The Bridge over the River Kwai – The title of a novel by Pierre Boulle published in 1952.
The novel was made into film by David Lean in 1957 as ‘Bridge on the River Kwai’. Either ‘The Bridge over the River Kwai’ or ‘The Bridge on the River Kwai’, these lines spurred huge excitement when I learned about the opportunity to see this place with my own eyes!
The bridge became a top tourist attraction after the movie released. A place that no tourist would miss out from their itinerary if they were traveled to Kanchanaburi, the third largest province in Thailand, located about 130 km to the west of Bangkok capital.
The Bridge over River Kwai Yai was planned by Japanese during World War II as part of the Death Railway link from Bangkok to Rangoon (now known as Yangoon) in order to occupy Burma (Myanmar) and India.

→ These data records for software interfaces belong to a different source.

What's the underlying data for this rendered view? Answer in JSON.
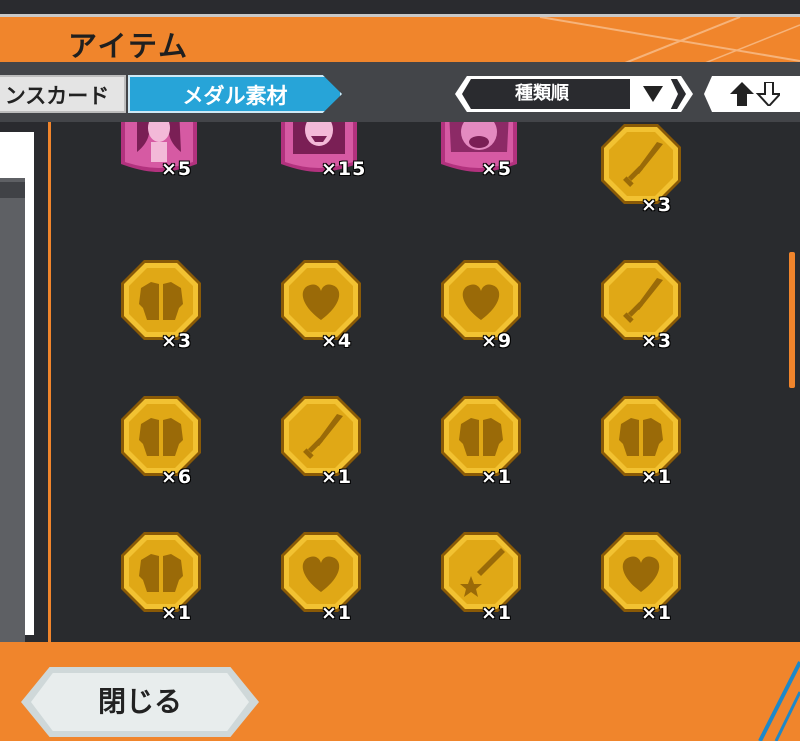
{
  "header": {
    "title": "アイテム"
  },
  "tabs": [
    {
      "label": "ンスカード",
      "active": false
    },
    {
      "label": "メダル素材",
      "active": true
    }
  ],
  "sort": {
    "label": "種類順"
  },
  "footer": {
    "close_label": "閉じる"
  },
  "colors": {
    "accent": "#f0852c",
    "panel": "#292b2e",
    "tab_active": "#27a4d8",
    "medal_gold": "#e9b21c"
  },
  "items": [
    {
      "type": "portrait-woman-icon",
      "count": "×5"
    },
    {
      "type": "portrait-man-icon",
      "count": "×15"
    },
    {
      "type": "portrait-beast-icon",
      "count": "×5"
    },
    {
      "type": "sword-medal-icon",
      "count": "×3"
    },
    {
      "type": "armor-medal-icon",
      "count": "×3"
    },
    {
      "type": "heart-medal-icon",
      "count": "×4"
    },
    {
      "type": "heart-medal-icon",
      "count": "×9"
    },
    {
      "type": "sword-medal-icon",
      "count": "×3"
    },
    {
      "type": "armor-medal-icon",
      "count": "×6"
    },
    {
      "type": "sword-medal-icon",
      "count": "×1"
    },
    {
      "type": "armor-medal-icon",
      "count": "×1"
    },
    {
      "type": "armor-medal-icon",
      "count": "×1"
    },
    {
      "type": "armor-medal-icon",
      "count": "×1"
    },
    {
      "type": "heart-medal-icon",
      "count": "×1"
    },
    {
      "type": "star-medal-icon",
      "count": "×1"
    },
    {
      "type": "heart-medal-icon",
      "count": "×1"
    }
  ]
}
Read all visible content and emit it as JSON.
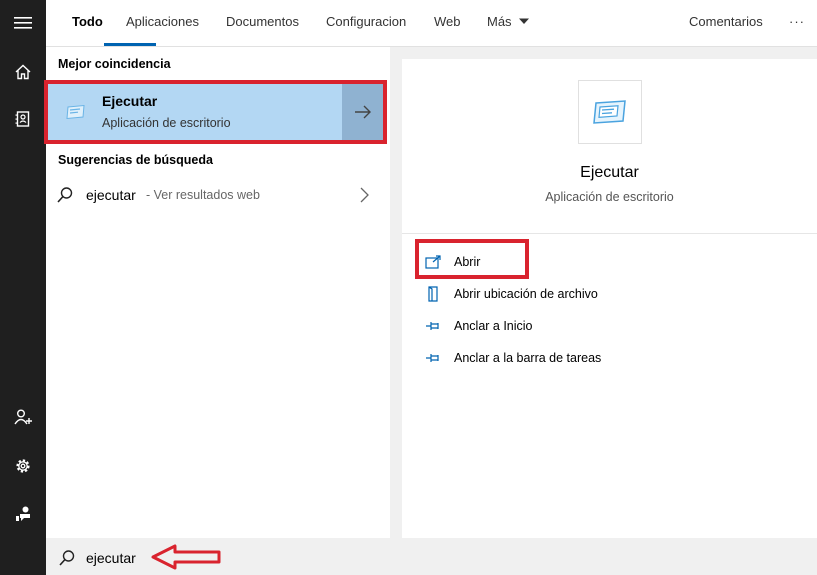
{
  "nav_rail": {
    "items": [
      {
        "icon": "hamburger-menu-icon"
      },
      {
        "icon": "home-icon"
      },
      {
        "icon": "notebook-icon"
      },
      {
        "icon": "person-add-icon"
      },
      {
        "icon": "gear-icon"
      },
      {
        "icon": "feedback-icon"
      }
    ]
  },
  "tabs": [
    {
      "label": "Todo",
      "active": true
    },
    {
      "label": "Aplicaciones"
    },
    {
      "label": "Documentos"
    },
    {
      "label": "Configuracion"
    },
    {
      "label": "Web"
    },
    {
      "label": "Más"
    }
  ],
  "header": {
    "feedback_label": "Comentarios",
    "more_label": "···"
  },
  "results": {
    "best_match_heading": "Mejor coincidencia",
    "best_match": {
      "title": "Ejecutar",
      "subtitle": "Aplicación de escritorio"
    },
    "suggestions_heading": "Sugerencias de búsqueda",
    "suggestion": {
      "query": "ejecutar",
      "suffix": " - Ver resultados web"
    }
  },
  "preview": {
    "title": "Ejecutar",
    "subtitle": "Aplicación de escritorio",
    "actions": [
      {
        "label": "Abrir",
        "icon": "open-icon"
      },
      {
        "label": "Abrir ubicación de archivo",
        "icon": "file-location-icon"
      },
      {
        "label": "Anclar a Inicio",
        "icon": "pin-icon"
      },
      {
        "label": "Anclar a la barra de tareas",
        "icon": "pin-icon"
      }
    ]
  },
  "search": {
    "value": "ejecutar"
  },
  "colors": {
    "accent": "#0063b1",
    "highlight": "#d9232e",
    "selection": "#b3d7f3"
  }
}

There was a wooden bridge built adjacent to the steel bridge. It was completed in Feb 1943 and served as transportation to supply material for the Death Railway link and food to prisoner camps.
However, it was not sufficient for its future load and a steel bridge was constructed and completed in April 1943. Both bridges were built by Japanese, leveraging the blood and sweats of several thousands prisoner of war and recruited Asian laborer.
Captured by Nikon D90 and Tamron 70-300mm Lens